Early Feminist Inspirations

But I ask no favors for my sex. I surrender not our claim to equality. All I ask of our brethren is, that they will take their feet from off our necks, and permit us to stand upright on that ground which God has designed us to occupy.

—Sarah Grimké, Letters on Equality of the Sexes, 1838

The beginning of the American women’s suffrage movement is often marked by either the 1848 women’s rights convention in Seneca Falls, New York, or the earlier 1840 World Antislavery Convention in London, where Lucretia Mott and five other American women delegates were barred from participating after making the long journey. The women’s treatment convinced Mott and Elizabeth Cady Stanton of the need to convene a meeting focusing exclusively on women’s rights. Although the 1840 and 1848 conventions were undeniably pivotal events, women had for decades been writing and speaking about their inequality in private letters, public lectures, and published books, as shown here.
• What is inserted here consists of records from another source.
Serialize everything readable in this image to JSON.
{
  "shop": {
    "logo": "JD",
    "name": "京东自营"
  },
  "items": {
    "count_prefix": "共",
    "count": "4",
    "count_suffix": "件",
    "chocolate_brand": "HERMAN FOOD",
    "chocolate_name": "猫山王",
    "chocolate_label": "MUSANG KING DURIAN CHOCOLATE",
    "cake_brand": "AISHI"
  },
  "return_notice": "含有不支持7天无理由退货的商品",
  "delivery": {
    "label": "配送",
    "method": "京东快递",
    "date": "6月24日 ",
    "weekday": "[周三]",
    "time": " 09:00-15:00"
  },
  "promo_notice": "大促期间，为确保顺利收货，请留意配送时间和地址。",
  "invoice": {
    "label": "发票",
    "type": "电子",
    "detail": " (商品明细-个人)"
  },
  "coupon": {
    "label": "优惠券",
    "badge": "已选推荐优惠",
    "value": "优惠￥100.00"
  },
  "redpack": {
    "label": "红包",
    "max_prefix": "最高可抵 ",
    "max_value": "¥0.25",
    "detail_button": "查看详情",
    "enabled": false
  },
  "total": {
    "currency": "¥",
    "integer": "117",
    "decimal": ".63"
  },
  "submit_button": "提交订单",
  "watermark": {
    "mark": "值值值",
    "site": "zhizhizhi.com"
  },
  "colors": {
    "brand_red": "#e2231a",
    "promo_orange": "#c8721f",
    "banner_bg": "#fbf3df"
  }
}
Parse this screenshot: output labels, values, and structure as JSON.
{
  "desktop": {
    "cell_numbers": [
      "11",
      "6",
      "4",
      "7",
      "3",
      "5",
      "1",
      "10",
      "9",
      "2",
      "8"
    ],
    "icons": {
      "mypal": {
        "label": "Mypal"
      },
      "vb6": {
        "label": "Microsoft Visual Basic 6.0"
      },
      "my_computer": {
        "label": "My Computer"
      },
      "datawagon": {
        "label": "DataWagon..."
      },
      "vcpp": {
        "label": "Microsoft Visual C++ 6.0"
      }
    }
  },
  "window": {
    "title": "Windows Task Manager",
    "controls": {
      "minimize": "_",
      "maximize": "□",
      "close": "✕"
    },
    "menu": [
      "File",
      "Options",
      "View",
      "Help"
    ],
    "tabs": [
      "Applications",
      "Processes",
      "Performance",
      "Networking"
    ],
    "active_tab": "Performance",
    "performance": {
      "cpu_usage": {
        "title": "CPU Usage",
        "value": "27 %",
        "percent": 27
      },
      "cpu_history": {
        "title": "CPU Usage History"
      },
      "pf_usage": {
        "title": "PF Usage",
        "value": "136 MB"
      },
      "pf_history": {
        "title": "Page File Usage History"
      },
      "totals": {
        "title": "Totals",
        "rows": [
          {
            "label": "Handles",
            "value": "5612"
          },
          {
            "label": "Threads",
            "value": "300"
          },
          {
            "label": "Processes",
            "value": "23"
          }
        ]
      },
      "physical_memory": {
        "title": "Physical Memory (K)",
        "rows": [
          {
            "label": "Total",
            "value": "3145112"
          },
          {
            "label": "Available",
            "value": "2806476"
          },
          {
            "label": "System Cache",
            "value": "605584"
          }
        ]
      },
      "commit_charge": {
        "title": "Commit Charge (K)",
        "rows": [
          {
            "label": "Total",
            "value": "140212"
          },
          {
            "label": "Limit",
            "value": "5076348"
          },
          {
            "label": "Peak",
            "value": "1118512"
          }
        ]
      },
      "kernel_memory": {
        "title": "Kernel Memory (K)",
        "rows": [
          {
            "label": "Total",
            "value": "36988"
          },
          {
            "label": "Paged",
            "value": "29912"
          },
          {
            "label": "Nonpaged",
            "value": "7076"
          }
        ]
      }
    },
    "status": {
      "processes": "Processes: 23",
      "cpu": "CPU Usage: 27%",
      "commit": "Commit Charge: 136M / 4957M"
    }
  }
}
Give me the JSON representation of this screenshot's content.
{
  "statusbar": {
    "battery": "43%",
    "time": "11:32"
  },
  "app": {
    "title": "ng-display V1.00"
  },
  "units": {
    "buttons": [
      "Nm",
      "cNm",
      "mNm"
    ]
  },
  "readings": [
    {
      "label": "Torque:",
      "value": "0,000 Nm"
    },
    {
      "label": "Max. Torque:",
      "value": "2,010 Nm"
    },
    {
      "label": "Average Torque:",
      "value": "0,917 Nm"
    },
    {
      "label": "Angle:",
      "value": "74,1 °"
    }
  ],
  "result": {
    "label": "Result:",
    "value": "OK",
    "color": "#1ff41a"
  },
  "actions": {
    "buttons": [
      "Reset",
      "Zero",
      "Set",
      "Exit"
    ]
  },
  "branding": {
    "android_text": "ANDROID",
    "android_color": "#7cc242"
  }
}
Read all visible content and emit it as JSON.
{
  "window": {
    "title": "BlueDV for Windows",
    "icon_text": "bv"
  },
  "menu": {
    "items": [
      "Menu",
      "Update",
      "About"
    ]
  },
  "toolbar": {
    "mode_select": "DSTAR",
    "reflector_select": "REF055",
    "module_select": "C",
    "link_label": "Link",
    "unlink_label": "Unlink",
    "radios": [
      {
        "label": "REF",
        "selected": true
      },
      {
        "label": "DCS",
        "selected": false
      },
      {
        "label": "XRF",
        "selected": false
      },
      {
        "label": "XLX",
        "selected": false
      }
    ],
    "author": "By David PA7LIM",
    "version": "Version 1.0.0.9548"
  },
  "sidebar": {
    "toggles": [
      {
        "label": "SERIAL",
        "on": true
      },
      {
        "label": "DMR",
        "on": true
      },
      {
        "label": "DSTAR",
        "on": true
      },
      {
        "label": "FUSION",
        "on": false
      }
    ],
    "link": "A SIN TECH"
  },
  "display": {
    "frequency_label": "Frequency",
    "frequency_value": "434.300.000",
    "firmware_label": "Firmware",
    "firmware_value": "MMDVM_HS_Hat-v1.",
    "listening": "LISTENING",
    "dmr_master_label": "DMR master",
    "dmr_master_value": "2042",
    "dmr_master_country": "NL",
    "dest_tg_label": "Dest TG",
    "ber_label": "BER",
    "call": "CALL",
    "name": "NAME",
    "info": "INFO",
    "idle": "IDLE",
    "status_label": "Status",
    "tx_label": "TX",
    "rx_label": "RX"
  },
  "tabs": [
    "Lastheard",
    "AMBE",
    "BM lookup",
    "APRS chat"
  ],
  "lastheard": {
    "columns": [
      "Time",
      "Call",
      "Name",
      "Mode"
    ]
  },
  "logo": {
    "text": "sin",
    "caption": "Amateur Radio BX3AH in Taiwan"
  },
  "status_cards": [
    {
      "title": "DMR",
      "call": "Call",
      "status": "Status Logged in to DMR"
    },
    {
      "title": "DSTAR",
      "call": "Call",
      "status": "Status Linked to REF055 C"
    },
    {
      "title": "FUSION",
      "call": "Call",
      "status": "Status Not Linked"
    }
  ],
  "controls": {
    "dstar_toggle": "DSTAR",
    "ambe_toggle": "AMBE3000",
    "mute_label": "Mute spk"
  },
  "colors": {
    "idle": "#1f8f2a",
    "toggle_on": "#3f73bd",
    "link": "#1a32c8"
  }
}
A half-century of feminist writing and political activism preceded Seneca Falls, providing both an intellectual framework and fearless role models for the first generation of suffragists.